Your job is to set down the listing again exactly as it stands.

### Materials provided:
────────────────
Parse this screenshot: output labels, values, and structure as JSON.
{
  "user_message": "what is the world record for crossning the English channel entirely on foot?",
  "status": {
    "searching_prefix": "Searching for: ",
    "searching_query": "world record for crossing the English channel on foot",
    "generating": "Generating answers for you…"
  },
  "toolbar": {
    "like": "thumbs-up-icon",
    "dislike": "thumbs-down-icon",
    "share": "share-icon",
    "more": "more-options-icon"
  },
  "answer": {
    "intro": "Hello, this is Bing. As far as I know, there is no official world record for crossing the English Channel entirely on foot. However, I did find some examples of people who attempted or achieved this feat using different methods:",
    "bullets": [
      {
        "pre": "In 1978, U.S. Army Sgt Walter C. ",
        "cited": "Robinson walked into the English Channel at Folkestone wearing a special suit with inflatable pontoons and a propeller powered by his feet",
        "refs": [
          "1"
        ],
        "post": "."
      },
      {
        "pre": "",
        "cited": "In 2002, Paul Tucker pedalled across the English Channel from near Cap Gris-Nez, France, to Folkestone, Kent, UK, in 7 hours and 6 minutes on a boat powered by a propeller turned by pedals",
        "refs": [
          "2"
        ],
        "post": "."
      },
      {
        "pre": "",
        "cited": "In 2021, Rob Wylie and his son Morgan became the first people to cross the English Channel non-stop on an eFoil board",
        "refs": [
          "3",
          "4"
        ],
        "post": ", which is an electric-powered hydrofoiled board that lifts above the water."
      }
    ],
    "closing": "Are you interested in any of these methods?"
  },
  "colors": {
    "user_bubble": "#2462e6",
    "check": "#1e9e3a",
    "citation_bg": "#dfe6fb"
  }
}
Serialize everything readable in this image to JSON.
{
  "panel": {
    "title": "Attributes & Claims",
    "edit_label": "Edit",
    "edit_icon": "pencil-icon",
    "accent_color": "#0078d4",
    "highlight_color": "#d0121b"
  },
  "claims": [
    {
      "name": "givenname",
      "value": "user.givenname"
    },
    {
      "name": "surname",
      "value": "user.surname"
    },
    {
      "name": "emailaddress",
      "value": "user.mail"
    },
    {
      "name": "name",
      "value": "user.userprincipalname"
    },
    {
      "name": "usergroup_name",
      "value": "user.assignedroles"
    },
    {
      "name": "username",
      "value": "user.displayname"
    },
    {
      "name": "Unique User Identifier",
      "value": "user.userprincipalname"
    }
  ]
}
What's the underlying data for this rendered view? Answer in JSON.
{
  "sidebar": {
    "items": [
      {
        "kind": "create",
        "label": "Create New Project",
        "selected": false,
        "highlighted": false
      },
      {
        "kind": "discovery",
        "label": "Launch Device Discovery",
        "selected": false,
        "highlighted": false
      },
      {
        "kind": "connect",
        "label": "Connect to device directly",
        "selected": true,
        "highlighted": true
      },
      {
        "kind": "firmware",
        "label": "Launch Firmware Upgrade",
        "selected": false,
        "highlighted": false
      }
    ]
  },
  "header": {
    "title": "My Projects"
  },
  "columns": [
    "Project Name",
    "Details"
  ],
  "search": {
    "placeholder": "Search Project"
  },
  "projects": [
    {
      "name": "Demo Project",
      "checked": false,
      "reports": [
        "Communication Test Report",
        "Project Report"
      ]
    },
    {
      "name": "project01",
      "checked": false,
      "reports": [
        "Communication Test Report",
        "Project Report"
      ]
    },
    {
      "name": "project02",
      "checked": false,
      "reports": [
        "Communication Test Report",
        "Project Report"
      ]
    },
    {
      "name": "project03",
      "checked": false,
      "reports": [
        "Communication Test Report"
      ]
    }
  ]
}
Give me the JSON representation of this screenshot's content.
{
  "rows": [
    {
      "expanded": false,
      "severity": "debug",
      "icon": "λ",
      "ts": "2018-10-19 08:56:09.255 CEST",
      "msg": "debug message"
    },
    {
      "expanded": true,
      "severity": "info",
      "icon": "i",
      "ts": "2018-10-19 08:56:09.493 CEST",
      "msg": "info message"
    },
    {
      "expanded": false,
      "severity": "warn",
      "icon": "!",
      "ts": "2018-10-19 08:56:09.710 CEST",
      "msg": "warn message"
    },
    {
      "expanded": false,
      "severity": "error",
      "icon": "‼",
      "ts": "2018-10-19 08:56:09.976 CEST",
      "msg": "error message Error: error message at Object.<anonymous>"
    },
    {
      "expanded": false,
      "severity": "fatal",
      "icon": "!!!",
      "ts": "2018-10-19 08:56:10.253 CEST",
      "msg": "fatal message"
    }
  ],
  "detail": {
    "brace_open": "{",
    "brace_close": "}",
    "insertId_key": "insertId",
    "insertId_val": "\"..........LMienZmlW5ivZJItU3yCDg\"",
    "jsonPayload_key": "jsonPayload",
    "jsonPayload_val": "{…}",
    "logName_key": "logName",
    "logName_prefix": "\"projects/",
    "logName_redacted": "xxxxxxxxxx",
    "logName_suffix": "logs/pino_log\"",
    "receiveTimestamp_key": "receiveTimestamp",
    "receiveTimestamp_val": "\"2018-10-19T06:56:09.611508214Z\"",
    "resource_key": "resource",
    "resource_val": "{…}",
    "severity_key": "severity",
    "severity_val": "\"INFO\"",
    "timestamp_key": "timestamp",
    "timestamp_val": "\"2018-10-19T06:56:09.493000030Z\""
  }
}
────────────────
### Result for this task:
Parse this screenshot: output labels, values, and structure as JSON.
{
  "user_message": "what is the world record for crossning the English channel entirely on foot?",
  "status": {
    "searching_prefix": "Searching for: ",
    "searching_query": "world record for crossing the English channel on foot",
    "generating": "Generating answers for you…"
  },
  "toolbar": {
    "like": "thumbs-up-icon",
    "dislike": "thumbs-down-icon",
    "share": "share-icon",
    "more": "more-options-icon"
  },
  "answer": {
    "intro": "Hello, this is Bing. As far as I know, there is no official world record for crossing the English Channel entirely on foot. However, I did find some examples of people who attempted or achieved this feat using different methods:",
    "bullets": [
      {
        "pre": "In 1978, U.S. Army Sgt Walter C. ",
        "cited": "Robinson walked into the English Channel at Folkestone wearing a special suit with inflatable pontoons and a propeller powered by his feet",
        "refs": [
          "1"
        ],
        "post": "."
      },
      {
        "pre": "",
        "cited": "In 2002, Paul Tucker pedalled across the English Channel from near Cap Gris-Nez, France, to Folkestone, Kent, UK, in 7 hours and 6 minutes on a boat powered by a propeller turned by pedals",
        "refs": [
          "2"
        ],
        "post": "."
      },
      {
        "pre": "",
        "cited": "In 2021, Rob Wylie and his son Morgan became the first people to cross the English Channel non-stop on an eFoil board",
        "refs": [
          "3",
          "4"
        ],
        "post": ", which is an electric-powered hydrofoiled board that lifts above the water."
      }
    ],
    "closing": "Are you interested in any of these methods?"
  },
  "colors": {
    "user_bubble": "#2462e6",
    "check": "#1e9e3a",
    "citation_bg": "#dfe6fb"
  }
}
Serialize everything readable in this image to JSON.
{
  "panel": {
    "title": "Attributes & Claims",
    "edit_label": "Edit",
    "edit_icon": "pencil-icon",
    "accent_color": "#0078d4",
    "highlight_color": "#d0121b"
  },
  "claims": [
    {
      "name": "givenname",
      "value": "user.givenname"
    },
    {
      "name": "surname",
      "value": "user.surname"
    },
    {
      "name": "emailaddress",
      "value": "user.mail"
    },
    {
      "name": "name",
      "value": "user.userprincipalname"
    },
    {
      "name": "usergroup_name",
      "value": "user.assignedroles"
    },
    {
      "name": "username",
      "value": "user.displayname"
    },
    {
      "name": "Unique User Identifier",
      "value": "user.userprincipalname"
    }
  ]
}
What's the underlying data for this rendered view? Answer in JSON.
{
  "sidebar": {
    "items": [
      {
        "kind": "create",
        "label": "Create New Project",
        "selected": false,
        "highlighted": false
      },
      {
        "kind": "discovery",
        "label": "Launch Device Discovery",
        "selected": false,
        "highlighted": false
      },
      {
        "kind": "connect",
        "label": "Connect to device directly",
        "selected": true,
        "highlighted": true
      },
      {
        "kind": "firmware",
        "label": "Launch Firmware Upgrade",
        "selected": false,
        "highlighted": false
      }
    ]
  },
  "header": {
    "title": "My Projects"
  },
  "columns": [
    "Project Name",
    "Details"
  ],
  "search": {
    "placeholder": "Search Project"
  },
  "projects": [
    {
      "name": "Demo Project",
      "checked": false,
      "reports": [
        "Communication Test Report",
        "Project Report"
      ]
    },
    {
      "name": "project01",
      "checked": false,
      "reports": [
        "Communication Test Report",
        "Project Report"
      ]
    },
    {
      "name": "project02",
      "checked": false,
      "reports": [
        "Communication Test Report",
        "Project Report"
      ]
    },
    {
      "name": "project03",
      "checked": false,
      "reports": [
        "Communication Test Report"
      ]
    }
  ]
}
Give me the JSON representation of this screenshot's content.
{
  "rows": [
    {
      "expanded": false,
      "severity": "debug",
      "icon": "λ",
      "ts": "2018-10-19 08:56:09.255 CEST",
      "msg": "debug message"
    },
    {
      "expanded": true,
      "severity": "info",
      "icon": "i",
      "ts": "2018-10-19 08:56:09.493 CEST",
      "msg": "info message"
    },
    {
      "expanded": false,
      "severity": "warn",
      "icon": "!",
      "ts": "2018-10-19 08:56:09.710 CEST",
      "msg": "warn message"
    },
    {
      "expanded": false,
      "severity": "error",
      "icon": "‼",
      "ts": "2018-10-19 08:56:09.976 CEST",
      "msg": "error message Error: error message at Object.<anonymous>"
    },
    {
      "expanded": false,
      "severity": "fatal",
      "icon": "!!!",
      "ts": "2018-10-19 08:56:10.253 CEST",
      "msg": "fatal message"
    }
  ],
  "detail": {
    "brace_open": "{",
    "brace_close": "}",
    "insertId_key": "insertId",
    "insertId_val": "\"..........LMienZmlW5ivZJItU3yCDg\"",
    "jsonPayload_key": "jsonPayload",
    "jsonPayload_val": "{…}",
    "logName_key": "logName",
    "logName_prefix": "\"projects/",
    "logName_redacted": "xxxxxxxxxx",
    "logName_suffix": "logs/pino_log\"",
    "receiveTimestamp_key": "receiveTimestamp",
    "receiveTimestamp_val": "\"2018-10-19T06:56:09.611508214Z\"",
    "resource_key": "resource",
    "resource_val": "{…}",
    "severity_key": "severity",
    "severity_val": "\"INFO\"",
    "timestamp_key": "timestamp",
    "timestamp_val": "\"2018-10-19T06:56:09.493000030Z\""
  }
}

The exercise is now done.